The proper season four opener, ‘Partners in Crime’ is light-years aware from the theatrics of ‘Voyage of the Damned.’ Instead it’s a simple affair, the simplest Who has produced since its revival. There’s an alien corporation, a sinister businesswoman and cute little creatures called the Adipose. There’s no great twist or grand dénouement, but the lightness of the tale allows plenty of breathing room for Catherine Tate, returning as Donna Noble, to reintroduce herself to the audience.
Some have noted that the Donna of ‘Partners in Crime’ is toned-down from her first appearance in ‘The Runaway Bride,’ but I contest that. In ‘Bride’ Tate certainly had her shrill moments, but only as a reaction to the extremity of the situation. If you really look back at ‘Bride,’ specifically at the final scene, her real character is exactly as she is in season four. Regardless, Tate has surely silenced the doubters with ‘Partners in Crime.’ Her regret at having turned down the Doctor is instantly believable, especially in her touching conversation with her grandpa Wilfred Mott (Bernard Cribbins again), and her comedic delivery is naturally top notch.
‘Partners in Crime’ is essentially a comedic story, and Davies’ natural talent for humour comes through. I especially enjoyed the series of near-misses between the Doctor and Donna as they both investigated Adipose at the same time. If occasionally the episode was too light for its own good – the culmination of the Adipose plan, with the giant spaceship and the mass of creatures in the streets of London, was dull rather than exciting – mostly I loved it for making possible sequences like the Doctor and Donna’s silent reunion and hilarious miming.

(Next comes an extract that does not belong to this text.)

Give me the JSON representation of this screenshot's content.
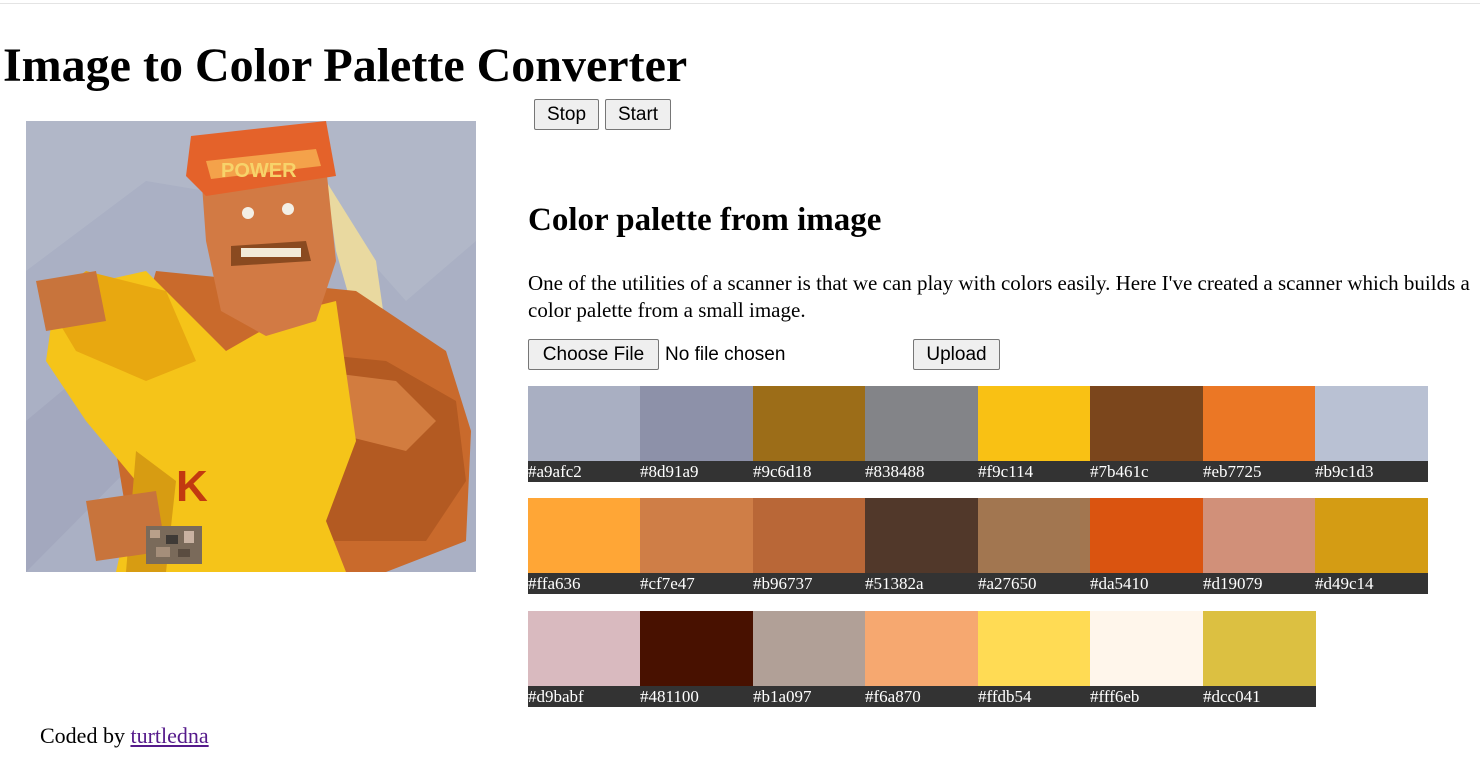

Finally, and most excitedly, there is the return of Rose. Like every Who fan, I knew that Billie Piper was returning but had no idea she would show up this early. That moment of shock, when Rose turns around and the Doomsday music que kicked in, had me literally gobsmacked. Don’t you just love it when television does that to you? And I’m only guessing here, but I have a feeling season four will produce several more moments just like that one before it’s over. Anyone else as excited as me?